Concerns have been raised by the NHS which found that some NHS doctors devote too much time to private work and in doing so are failing to properly carry out their duties by delegating excessively to junior doctors.

It is alleged that a number of doctors prioritise their private fee-paying work over their publicly funded work thus adding to burgeoning waiting lists by preferentially treating those private clients. It is thought that 23,000 out of 46,000 NHS consultants carry out private work alongside their public practice subsidising their average £112,000 salary. Research into private pay 10 years ago found that an average of £34,000 was earned privately but doctors in places such as Harley Street are able to command far more.
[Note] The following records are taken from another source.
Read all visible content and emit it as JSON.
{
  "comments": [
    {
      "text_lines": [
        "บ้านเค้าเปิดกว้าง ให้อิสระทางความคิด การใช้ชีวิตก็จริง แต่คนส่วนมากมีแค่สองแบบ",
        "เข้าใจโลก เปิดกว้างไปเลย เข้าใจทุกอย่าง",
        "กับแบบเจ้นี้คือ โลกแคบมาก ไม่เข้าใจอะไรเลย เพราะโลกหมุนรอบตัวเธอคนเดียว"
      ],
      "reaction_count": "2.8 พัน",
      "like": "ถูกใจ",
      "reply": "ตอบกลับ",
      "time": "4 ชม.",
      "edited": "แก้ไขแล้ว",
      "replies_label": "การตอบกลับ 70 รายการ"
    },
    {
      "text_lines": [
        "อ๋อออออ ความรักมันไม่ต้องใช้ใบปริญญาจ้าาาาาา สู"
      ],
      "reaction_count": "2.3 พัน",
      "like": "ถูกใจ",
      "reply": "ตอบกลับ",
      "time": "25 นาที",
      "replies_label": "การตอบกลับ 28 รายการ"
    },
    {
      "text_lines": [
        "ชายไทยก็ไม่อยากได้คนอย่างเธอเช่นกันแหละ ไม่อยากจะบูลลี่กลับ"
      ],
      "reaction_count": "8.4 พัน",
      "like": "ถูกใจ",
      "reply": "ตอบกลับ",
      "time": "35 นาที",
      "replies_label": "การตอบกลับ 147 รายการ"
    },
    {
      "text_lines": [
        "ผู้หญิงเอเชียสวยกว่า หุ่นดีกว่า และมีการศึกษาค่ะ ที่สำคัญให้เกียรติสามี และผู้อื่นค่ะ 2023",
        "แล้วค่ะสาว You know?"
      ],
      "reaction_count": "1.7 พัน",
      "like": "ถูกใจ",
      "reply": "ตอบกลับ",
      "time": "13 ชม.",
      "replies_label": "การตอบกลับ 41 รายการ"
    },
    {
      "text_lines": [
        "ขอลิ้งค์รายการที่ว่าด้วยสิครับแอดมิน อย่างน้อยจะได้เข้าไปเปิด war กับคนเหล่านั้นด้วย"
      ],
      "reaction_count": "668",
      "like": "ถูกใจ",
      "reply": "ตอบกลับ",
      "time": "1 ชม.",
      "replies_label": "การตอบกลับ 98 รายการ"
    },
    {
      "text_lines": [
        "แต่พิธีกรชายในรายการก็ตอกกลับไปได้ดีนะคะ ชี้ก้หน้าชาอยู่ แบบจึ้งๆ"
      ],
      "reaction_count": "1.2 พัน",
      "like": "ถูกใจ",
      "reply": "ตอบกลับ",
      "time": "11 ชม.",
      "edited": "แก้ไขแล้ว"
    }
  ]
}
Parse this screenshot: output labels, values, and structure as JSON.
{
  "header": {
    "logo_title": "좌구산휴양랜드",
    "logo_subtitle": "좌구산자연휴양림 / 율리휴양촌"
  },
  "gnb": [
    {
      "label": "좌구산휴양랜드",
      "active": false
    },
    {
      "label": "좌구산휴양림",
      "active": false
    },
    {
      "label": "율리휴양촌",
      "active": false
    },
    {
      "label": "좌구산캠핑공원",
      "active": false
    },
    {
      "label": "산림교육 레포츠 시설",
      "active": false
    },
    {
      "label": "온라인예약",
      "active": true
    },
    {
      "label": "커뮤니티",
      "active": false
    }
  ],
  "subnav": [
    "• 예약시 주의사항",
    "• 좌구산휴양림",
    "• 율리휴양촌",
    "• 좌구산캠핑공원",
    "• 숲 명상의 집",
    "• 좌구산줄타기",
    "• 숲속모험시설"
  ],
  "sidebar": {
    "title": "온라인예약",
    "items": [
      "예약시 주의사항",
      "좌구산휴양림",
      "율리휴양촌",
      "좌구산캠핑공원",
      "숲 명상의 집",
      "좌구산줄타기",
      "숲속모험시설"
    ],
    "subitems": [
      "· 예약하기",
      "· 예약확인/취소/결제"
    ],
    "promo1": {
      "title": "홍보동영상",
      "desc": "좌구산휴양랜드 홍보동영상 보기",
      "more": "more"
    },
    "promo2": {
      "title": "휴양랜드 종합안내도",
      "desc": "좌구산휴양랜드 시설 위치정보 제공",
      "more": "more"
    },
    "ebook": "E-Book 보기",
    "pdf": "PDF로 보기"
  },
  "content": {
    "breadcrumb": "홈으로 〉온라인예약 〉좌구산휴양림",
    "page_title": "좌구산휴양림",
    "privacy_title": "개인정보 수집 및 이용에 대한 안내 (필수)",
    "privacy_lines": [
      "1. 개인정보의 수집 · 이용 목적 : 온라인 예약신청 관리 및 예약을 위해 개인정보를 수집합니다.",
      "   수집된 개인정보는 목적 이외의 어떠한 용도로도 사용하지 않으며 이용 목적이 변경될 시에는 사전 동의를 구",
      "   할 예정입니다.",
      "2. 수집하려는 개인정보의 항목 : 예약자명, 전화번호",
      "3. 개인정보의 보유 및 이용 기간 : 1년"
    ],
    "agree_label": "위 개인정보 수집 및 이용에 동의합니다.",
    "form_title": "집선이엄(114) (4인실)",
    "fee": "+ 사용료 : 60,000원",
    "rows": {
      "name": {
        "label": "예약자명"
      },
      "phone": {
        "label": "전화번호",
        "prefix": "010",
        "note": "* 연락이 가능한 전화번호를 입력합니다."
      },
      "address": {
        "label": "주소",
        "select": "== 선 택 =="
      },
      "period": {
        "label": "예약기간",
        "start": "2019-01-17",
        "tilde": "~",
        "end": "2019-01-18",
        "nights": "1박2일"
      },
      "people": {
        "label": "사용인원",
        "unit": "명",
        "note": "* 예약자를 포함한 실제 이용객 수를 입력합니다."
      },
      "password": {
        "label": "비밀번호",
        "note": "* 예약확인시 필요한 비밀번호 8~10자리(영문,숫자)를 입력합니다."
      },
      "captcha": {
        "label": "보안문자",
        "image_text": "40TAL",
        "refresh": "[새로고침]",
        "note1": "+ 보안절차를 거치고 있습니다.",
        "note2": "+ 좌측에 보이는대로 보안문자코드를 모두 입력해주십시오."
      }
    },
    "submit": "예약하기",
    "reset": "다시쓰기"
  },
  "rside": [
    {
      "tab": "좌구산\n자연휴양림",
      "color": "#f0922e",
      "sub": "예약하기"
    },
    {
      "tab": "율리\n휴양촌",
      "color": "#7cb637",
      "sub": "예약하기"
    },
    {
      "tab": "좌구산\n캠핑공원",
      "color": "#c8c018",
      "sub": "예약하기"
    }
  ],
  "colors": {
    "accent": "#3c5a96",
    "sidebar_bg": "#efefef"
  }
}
The figures that can be earned currently are expected to far exceed these figures even if only inflation rises are included in calculations

The argument against revealing the levels of private pay (up to £50,000; £50,000- £100,000 and over £100,000) is that doctors are carrying out this work outside of their contracted NHS hours so there is no obligation to provide it.  The counter-position is that it may be able to be argued that work has not been carried out exclusively outside of NHS contracted hours.

In order to do private work consultants require the permission of their hospital and it retains the ability to refuse this work. Hospitals are therefore already aware of where their consultants are working but not aware of the amount they are paid. The call for this move falls into line with Jeremy Hunt’s ambition to make the NHS more transparent. The benefits of disclosing the amount that NHS consultants earn does little in the way of helping to manage capacity within the NHS. It would appear to provide private information which holds no real importance to the operation of the NHS. The key power remains with the hospitals that employ these senior doctors and are able to look at the capacity that the doctors in their employment have. If there is an issue around extra capacity that is needed they should exercise their powers to refuse leave to doctors to complete private commissions.

Share on socials:

Share on facebook
Facebook
Share on twitter
Twitter
Share on linkedin
LinkedIn

Get content like this straight to your inbox! 

* indicates required
Choose to receive...
Ridouts’ E-Newsletter tailored to:
Events and more

I agree to my data being processed in accordance with Ridouts' privacy policy: